Infographic: How Exposure to Cannabis in Utero Affects Development
Infographic: How Exposure to Cannabis in Utero Affects Development

Infographic: How Exposure to Cannabis in Utero Affects Development

Rodent and human studies have revealed a multitude of effects starting during gestation and lasting into adulthood.

Jan 1, 2019
Andrew Scheyer

Large-scale, longitudinal studies of humans whose mothers smoked marijuana once or more per week and experimental work on rodents exposed to cannabinoids in utero have yielded remarkably consistent intellectual and behavioral correlates of fetal exposure to this drug. Some exposed individuals exhibit deficits in memory, cognition, and measures of sociability. These aberrations appear during infancy and persist through adulthood and are tied to changes in the expression of multiple gene families, as well as more global measures of brain responsiveness and plasticity. Researchers currently consider these perturbations to be mediated by changes to the endocannabinoid system caused by the active compounds in cannabis. 

© Laurie o’keEfe

How cannabis affects the function of neurons

The human body contains two primary cannabinoid receptors: CB1R and CB2R. CB1R is present in the human fetal cerebrum by the first weeks of the second trimester, and is the brain’s most abundant G-protein coupled receptor. Located at the presynaptic terminal of neurons, CB1R is activated by endocannabinoids, which are synthesized from fatty acids in the postsynaptic neuron. The receptors’ activation modulates the presynaptic release of neurotransmitters, thereby affecting synaptic function and a range of downstream signaling agents, from glutamate, dopamine, and serotonin to neuropeptides and hormones.

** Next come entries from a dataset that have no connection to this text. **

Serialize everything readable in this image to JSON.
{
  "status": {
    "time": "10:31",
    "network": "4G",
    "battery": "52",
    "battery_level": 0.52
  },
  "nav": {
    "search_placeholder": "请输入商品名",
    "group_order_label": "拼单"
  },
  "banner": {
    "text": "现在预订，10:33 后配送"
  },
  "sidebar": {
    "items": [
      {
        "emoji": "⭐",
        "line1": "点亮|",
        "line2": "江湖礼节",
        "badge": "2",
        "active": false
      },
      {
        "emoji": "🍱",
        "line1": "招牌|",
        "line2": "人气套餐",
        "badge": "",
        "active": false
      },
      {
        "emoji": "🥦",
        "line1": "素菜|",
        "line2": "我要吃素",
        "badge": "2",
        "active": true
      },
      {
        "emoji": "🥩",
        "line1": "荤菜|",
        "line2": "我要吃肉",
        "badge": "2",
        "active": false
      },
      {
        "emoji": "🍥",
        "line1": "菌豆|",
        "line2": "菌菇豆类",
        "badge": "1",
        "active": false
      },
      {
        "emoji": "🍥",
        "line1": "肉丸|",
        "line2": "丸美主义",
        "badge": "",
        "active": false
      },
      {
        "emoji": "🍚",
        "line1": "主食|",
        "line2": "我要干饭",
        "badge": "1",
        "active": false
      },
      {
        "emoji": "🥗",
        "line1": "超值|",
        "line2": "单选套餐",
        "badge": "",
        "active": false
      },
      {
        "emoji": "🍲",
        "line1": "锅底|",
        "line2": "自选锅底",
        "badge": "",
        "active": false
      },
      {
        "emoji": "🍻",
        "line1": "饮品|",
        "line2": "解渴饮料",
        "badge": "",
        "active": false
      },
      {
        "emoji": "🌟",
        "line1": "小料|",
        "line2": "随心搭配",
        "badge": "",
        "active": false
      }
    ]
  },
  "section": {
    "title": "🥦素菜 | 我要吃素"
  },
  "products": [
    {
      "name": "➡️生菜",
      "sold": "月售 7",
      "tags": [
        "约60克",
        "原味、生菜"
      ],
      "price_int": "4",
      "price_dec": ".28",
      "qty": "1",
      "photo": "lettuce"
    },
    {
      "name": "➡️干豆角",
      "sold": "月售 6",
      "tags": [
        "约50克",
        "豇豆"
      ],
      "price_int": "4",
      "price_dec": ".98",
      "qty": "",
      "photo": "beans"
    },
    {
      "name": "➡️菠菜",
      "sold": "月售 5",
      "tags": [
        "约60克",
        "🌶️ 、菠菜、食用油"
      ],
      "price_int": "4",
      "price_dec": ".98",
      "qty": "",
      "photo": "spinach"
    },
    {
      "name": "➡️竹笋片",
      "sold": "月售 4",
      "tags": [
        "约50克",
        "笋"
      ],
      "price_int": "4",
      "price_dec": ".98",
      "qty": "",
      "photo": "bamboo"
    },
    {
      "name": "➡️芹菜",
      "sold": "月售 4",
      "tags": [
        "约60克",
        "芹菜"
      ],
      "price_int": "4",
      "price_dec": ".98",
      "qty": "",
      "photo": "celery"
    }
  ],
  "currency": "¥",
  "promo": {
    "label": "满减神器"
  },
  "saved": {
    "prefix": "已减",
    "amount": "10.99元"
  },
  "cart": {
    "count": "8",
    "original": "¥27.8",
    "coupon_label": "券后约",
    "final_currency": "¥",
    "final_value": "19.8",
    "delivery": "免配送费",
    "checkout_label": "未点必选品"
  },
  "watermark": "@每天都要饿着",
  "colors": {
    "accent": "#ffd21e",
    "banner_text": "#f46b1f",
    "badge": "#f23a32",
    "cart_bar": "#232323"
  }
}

The function of CB2Rs in the brain is still poorly understood, but there is some evidence that they exist both pre- and post-synaptically, as well as on glia and astrocytes. One recent paper suggests that, like CB1Rs, CB2Rs regulate neurotransmitter release (Synapse, 72:e22061, 2018).

When people smoke or ingest marijuana, exogenous cannabinoids enter the nervous system and activate these receptors. Stimulation by these high-affinity agonists results in stronger binding and greater activation of CB1R, triggering the process of receptor downregulation. Specifically, the greater binding causes the receptors to be internalized and degraded, such that they are no longer as available for cannabinoid signaling, and can thereby alter neuronal firing and other downstream events.

© Laurie o’keEfe

Read the full story.